== PROBLEM TO WORK ON ==
Scan the entries that follow for the word "html", then report every line in which it appears.

== Items from an interface collection ==
- Opening Delimiter -
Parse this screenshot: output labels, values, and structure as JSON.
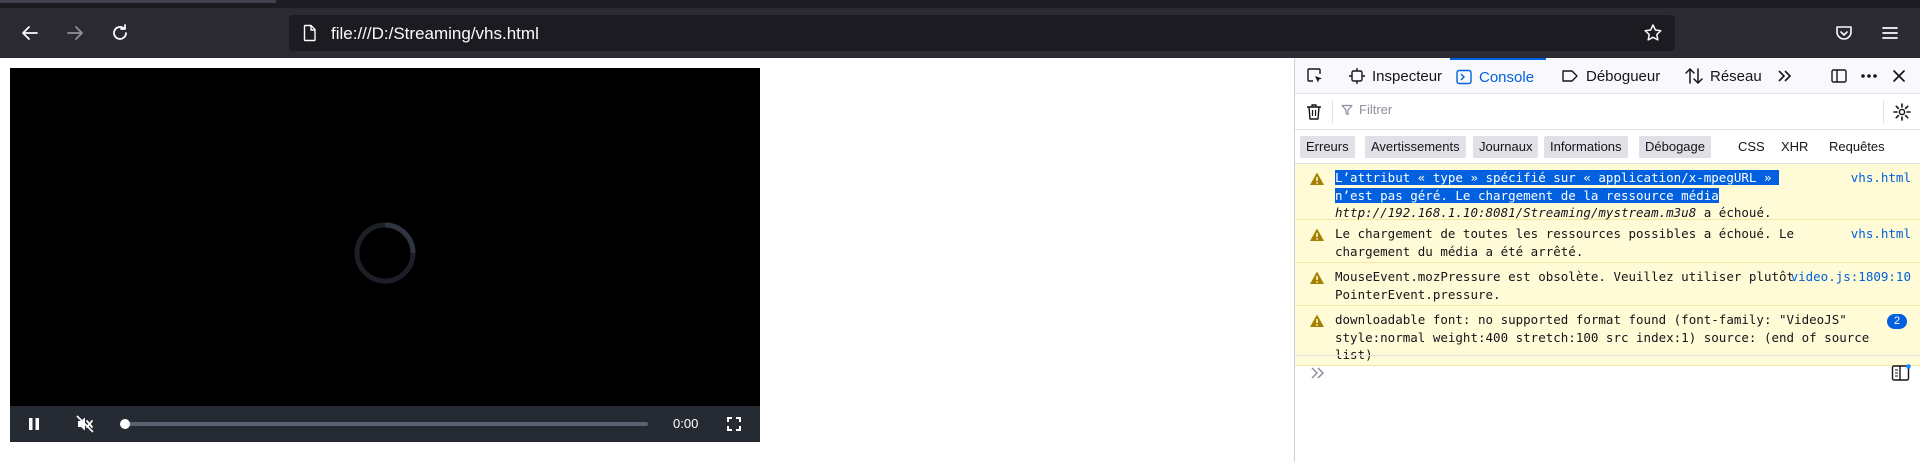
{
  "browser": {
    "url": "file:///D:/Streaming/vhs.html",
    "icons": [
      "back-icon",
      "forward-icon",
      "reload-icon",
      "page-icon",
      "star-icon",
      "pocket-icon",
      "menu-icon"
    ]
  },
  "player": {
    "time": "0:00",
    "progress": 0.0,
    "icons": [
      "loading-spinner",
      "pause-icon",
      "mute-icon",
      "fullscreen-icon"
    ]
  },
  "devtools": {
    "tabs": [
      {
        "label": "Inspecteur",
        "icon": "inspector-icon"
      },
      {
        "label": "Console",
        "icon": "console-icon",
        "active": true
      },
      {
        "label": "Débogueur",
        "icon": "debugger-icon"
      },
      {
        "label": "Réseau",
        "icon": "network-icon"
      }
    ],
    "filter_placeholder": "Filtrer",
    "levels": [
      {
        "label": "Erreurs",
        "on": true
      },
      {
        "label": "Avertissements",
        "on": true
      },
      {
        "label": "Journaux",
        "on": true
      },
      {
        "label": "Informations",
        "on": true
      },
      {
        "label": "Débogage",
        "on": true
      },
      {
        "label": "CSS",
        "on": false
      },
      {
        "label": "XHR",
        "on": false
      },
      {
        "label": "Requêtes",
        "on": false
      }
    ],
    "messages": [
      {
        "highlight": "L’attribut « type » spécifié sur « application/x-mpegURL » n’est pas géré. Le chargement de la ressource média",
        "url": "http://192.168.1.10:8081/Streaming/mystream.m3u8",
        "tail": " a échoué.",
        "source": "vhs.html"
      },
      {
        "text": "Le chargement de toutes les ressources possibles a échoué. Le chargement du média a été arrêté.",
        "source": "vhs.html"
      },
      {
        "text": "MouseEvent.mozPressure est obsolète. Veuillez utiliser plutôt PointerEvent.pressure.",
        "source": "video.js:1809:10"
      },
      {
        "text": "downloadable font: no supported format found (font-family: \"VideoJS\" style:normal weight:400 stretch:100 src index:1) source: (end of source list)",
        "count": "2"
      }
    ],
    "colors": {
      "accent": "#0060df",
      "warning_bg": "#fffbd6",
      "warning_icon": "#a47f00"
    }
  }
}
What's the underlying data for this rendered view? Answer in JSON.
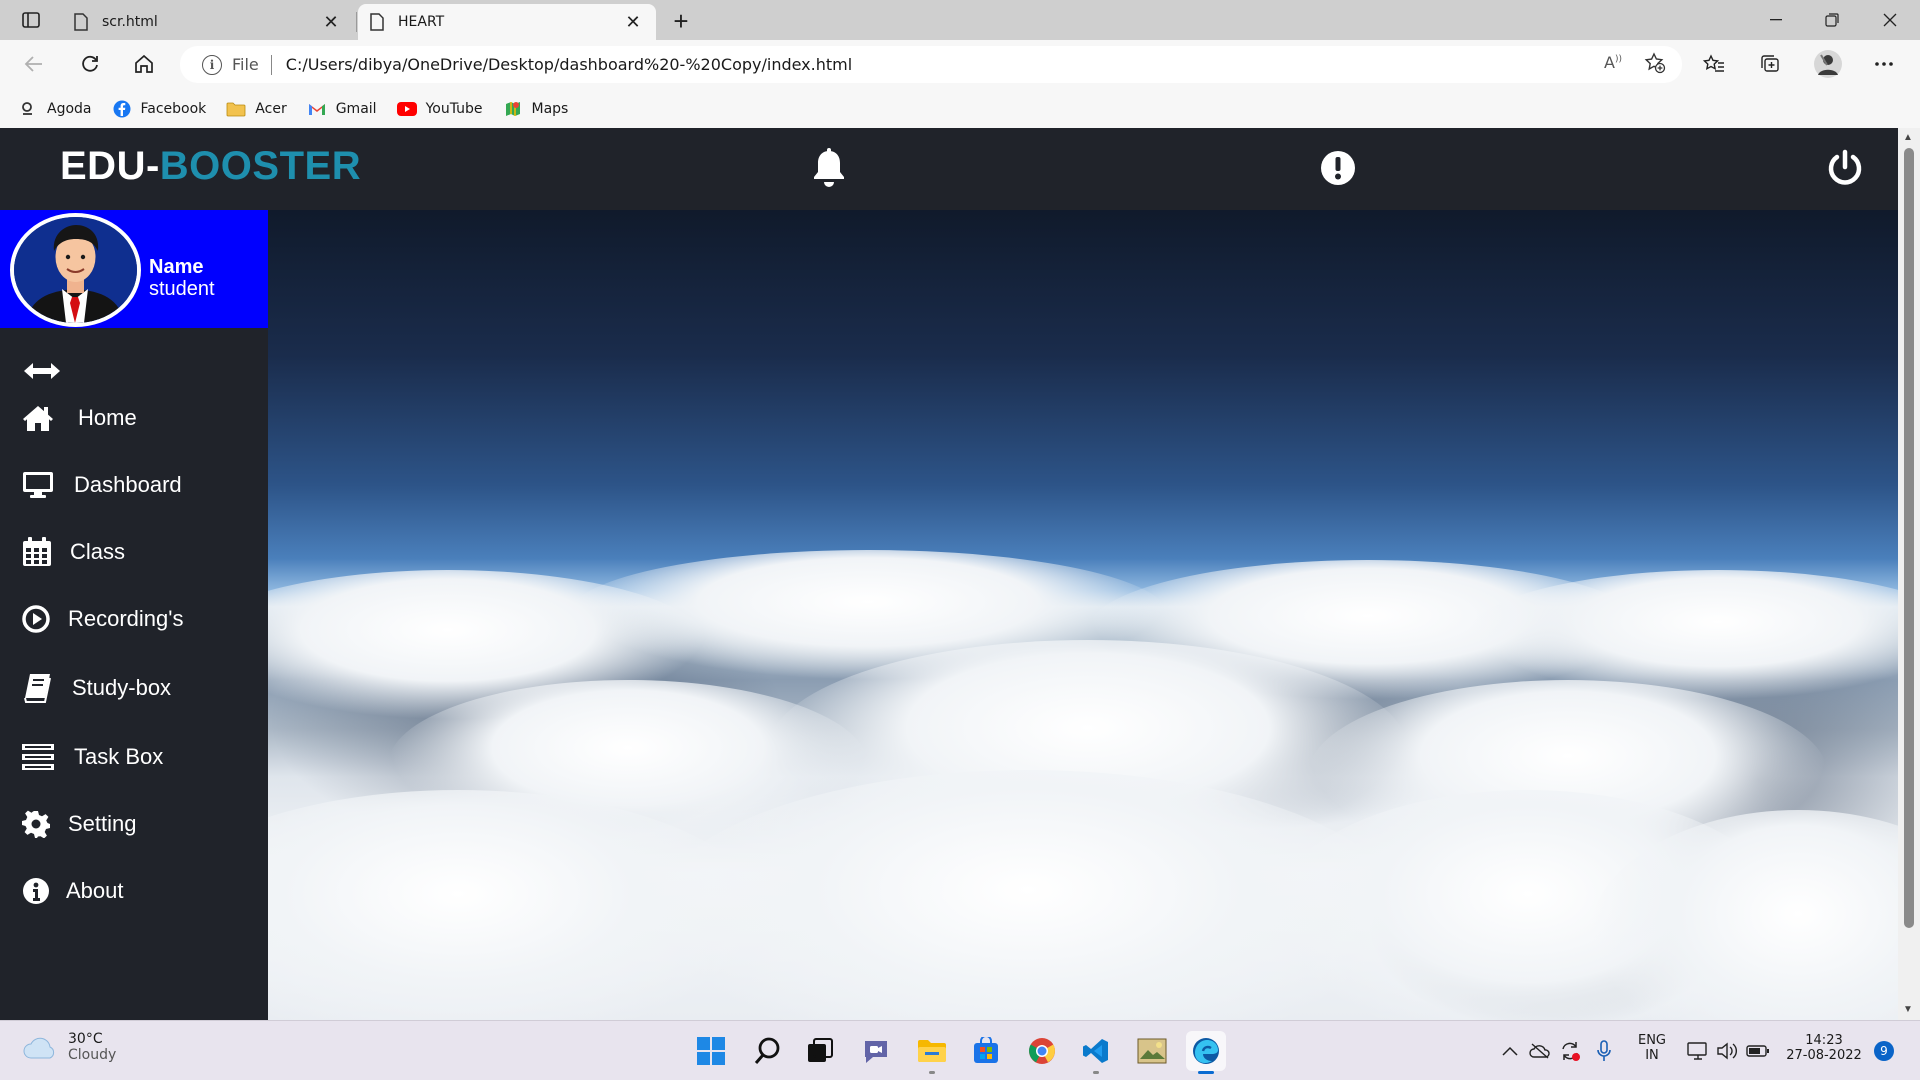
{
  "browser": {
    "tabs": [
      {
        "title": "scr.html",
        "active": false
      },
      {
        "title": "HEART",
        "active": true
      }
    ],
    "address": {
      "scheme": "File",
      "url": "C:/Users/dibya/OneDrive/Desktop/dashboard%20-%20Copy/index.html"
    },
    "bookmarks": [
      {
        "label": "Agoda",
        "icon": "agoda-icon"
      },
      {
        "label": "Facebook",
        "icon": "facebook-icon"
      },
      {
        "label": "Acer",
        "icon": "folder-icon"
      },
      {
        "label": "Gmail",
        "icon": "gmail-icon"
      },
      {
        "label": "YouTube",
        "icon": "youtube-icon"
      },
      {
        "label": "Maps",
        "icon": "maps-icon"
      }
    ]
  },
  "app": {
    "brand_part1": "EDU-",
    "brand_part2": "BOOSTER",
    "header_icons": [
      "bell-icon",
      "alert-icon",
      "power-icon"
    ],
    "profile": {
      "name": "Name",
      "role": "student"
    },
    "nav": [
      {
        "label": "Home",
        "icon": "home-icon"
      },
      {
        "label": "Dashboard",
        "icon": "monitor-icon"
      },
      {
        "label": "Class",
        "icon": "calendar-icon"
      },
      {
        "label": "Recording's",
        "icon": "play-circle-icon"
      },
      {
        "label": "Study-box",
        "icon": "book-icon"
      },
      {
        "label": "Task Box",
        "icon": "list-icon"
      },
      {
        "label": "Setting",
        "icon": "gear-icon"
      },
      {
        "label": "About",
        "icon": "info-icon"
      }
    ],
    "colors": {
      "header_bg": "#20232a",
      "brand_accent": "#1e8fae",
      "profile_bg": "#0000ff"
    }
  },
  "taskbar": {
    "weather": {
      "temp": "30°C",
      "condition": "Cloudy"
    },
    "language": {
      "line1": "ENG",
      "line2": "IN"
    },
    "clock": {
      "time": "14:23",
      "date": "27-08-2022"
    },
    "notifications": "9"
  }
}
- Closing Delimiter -
== REPLY ==
    "url": "file:///D:/Streaming/vhs.html",
        "source": "vhs.html"
        "source": "vhs.html"
        "title": "scr.html",
      "url": "C:/Users/dibya/OneDrive/Desktop/dashboard%20-%20Copy/index.html"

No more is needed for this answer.